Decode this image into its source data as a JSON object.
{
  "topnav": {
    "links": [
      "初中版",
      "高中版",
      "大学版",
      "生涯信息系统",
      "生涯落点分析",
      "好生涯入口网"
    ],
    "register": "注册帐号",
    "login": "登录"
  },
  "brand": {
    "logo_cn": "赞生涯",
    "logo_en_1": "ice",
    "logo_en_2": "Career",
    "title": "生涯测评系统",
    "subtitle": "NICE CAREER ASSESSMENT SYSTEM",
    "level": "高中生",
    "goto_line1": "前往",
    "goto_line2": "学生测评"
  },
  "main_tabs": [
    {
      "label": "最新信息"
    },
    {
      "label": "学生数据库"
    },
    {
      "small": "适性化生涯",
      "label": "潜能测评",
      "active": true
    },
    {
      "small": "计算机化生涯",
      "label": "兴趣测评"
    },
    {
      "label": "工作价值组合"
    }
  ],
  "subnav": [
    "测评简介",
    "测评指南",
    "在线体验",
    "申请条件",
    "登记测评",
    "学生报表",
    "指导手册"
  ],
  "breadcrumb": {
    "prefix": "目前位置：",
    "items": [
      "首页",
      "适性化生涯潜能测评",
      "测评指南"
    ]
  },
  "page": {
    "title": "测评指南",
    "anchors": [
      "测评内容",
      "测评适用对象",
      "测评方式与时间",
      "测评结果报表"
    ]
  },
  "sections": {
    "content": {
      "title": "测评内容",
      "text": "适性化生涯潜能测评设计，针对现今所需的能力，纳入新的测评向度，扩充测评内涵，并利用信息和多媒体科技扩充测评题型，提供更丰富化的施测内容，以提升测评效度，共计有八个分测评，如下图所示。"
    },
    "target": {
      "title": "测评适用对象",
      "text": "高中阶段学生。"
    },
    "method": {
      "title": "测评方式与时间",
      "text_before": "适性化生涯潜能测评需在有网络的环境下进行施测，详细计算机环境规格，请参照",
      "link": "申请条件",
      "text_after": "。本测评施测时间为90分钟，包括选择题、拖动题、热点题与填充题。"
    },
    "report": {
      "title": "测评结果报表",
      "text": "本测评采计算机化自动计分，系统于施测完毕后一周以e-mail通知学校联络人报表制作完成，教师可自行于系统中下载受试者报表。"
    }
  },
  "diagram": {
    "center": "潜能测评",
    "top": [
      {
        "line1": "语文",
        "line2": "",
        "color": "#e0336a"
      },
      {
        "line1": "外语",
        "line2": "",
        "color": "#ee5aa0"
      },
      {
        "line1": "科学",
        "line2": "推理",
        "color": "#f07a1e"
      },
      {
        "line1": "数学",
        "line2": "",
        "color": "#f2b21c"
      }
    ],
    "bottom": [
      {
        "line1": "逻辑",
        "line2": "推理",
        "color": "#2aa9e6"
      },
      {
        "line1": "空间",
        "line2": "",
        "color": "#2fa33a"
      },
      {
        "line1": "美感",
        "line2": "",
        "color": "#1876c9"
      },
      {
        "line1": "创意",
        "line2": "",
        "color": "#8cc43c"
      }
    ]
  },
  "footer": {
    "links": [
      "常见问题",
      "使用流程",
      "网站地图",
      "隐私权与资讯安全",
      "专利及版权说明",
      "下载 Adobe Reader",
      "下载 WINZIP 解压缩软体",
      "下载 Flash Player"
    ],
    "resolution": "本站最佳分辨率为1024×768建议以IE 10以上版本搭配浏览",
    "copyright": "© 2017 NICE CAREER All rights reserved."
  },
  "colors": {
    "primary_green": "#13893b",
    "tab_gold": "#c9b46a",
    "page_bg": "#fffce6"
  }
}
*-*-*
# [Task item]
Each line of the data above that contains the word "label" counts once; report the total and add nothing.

# [Solution for this exercise]
5